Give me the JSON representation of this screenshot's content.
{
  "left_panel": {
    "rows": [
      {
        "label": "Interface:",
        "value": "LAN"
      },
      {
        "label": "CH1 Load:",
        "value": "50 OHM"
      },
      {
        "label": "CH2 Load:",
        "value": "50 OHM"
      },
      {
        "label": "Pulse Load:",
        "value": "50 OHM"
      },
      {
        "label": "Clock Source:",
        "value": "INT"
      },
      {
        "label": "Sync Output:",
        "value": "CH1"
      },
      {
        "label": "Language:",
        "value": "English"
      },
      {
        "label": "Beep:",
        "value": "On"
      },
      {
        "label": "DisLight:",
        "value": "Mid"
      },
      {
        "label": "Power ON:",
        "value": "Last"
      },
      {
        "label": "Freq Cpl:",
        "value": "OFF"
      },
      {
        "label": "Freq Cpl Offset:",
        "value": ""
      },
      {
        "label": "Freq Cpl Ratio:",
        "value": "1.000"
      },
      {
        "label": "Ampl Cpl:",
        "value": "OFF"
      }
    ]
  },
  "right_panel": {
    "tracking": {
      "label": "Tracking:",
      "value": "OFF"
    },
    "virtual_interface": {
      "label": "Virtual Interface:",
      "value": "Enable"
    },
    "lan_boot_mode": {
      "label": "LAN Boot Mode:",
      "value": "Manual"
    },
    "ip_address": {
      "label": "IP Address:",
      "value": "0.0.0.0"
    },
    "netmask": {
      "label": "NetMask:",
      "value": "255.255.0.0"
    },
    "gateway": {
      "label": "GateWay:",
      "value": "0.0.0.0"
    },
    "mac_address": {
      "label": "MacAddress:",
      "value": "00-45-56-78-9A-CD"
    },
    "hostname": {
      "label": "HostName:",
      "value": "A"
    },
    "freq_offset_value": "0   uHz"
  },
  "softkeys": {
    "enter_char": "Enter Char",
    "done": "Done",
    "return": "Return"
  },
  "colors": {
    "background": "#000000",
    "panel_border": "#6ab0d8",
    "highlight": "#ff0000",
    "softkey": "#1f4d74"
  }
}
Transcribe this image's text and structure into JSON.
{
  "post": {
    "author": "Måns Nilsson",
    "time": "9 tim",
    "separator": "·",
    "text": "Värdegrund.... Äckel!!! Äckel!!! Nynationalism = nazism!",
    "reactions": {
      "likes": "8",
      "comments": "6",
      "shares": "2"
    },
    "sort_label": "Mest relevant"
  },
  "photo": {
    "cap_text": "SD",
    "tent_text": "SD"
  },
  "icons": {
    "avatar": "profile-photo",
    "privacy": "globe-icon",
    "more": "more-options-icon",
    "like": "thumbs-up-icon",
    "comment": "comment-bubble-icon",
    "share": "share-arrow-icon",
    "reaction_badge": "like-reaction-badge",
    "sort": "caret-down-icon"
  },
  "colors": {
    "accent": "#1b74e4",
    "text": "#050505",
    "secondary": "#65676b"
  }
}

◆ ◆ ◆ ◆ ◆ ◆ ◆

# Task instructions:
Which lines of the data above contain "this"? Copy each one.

# Output of the task:
Give me the JSON representation of this screenshot's content.
Transcribe this image's text and structure into JSON.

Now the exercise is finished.